|US5202839 *||Jul 5, 1990||Apr 13, 1993||Microbox Dr. Welp Kg||Process for the storing of drawing data by means of a cad film-card laser plotter, a microfilm card and a cad film-card laser for its implementation|
|US5264080 *||Jul 31, 1992||Nov 23, 1993||Minnesota Mining And Manufacturing Company||Archival aperture card|
|US5526086 *||Dec 9, 1994||Jun 11, 1996||Bisco International, Inc.||Film carrier transport adaptor|
|US5743615 *||Dec 31, 1996||Apr 28, 1998||Eastman Kodak Company||Film slides having encoded data and methods for preparing film slides|
|US5747575 *||Nov 1, 1996||May 5, 1998||Mitsubishi Chemical Corporation||Crystalline thermoplastic resin composition|
|US5751399 *||Dec 31, 1996||May 12, 1998||Eastman Kodak Company||Film slides having data windows|
|US5928758 *||May 15, 1998||Jul 27, 1999||Huguet; Rafael R.||Blanks for microfilm insertions|
|US9314203||Oct 15, 2013||Apr 19, 2016||Nemo Healthcare B.V.||Sensor for foetal monitoring|
|EP0508763A1 *||Apr 9, 1992||Oct 14, 1992||Minnesota Mining And Manufacturing Company||Archival aperture card and composition thereof|
|WO1994003676A1 *||Sep 24, 1992||Feb 17, 1994||Minnesota Mining And Manufacturing Company||Archival aperture card|
|U.S. Classification||353/120, 353/19, 40/703|
|Oct 27, 1987||AS||Assignment|
Owner name: DATOX ORGANISATION D. SCHWEINSBERG GMBH & CO. KG,
Free format text: ASSIGNMENT OF ASSIGNORS INTEREST.;ASSIGNOR:SCHWEINSBERG, DIETER K. J.;REEL/FRAME:004795/0241
Effective date: 19870927
Owner name: DATOX ORGANISATION D. SCHWEINSBERG GMBH & CO. KG,
Free format text: ASSIGNMENT OF ASSIGNORS INTEREST;ASSIGNOR:SCHWEINSBERG, DIETER K. J.;REEL/FRAME:004795/0241
Effective date: 19870927
|May 27, 1993||FPAY||Fee payment|
Year of fee payment: 4
|Jul 15, 1997||REMI||Maintenance fee reminder mailed|
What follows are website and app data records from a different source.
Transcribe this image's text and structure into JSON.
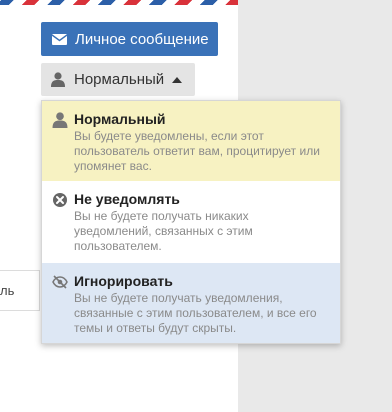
{
  "colors": {
    "primary": "#3a72b8",
    "selected_bg": "#f7f2c2",
    "ignore_bg": "#dde7f4"
  },
  "header": {
    "message_button_label": "Личное сообщение",
    "message_icon": "envelope-icon",
    "notification_button_label": "Нормальный",
    "notification_icon": "user-icon",
    "caret_icon": "caret-up-icon"
  },
  "left_row": {
    "text": "ль"
  },
  "menu": {
    "items": [
      {
        "title": "Нормальный",
        "description": "Вы будете уведомлены, если этот пользователь ответит вам, процитирует или упомянет вас.",
        "icon": "user-icon",
        "selected": true
      },
      {
        "title": "Не уведомлять",
        "description": "Вы не будете получать никаких уведомлений, связанных с этим пользователем.",
        "icon": "circle-x-icon",
        "selected": false
      },
      {
        "title": "Игнорировать",
        "description": "Вы не будете получать уведомления, связанные с этим пользователем, и все его темы и ответы будут скрыты.",
        "icon": "eye-slash-icon",
        "selected": false
      }
    ]
  }
}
|Dec 7, 1997||LAPS||Lapse for failure to pay maintenance fees|
|Feb 17, 1998||FP||Expired due to failure to pay maintenance fee|
Effective date: 19971210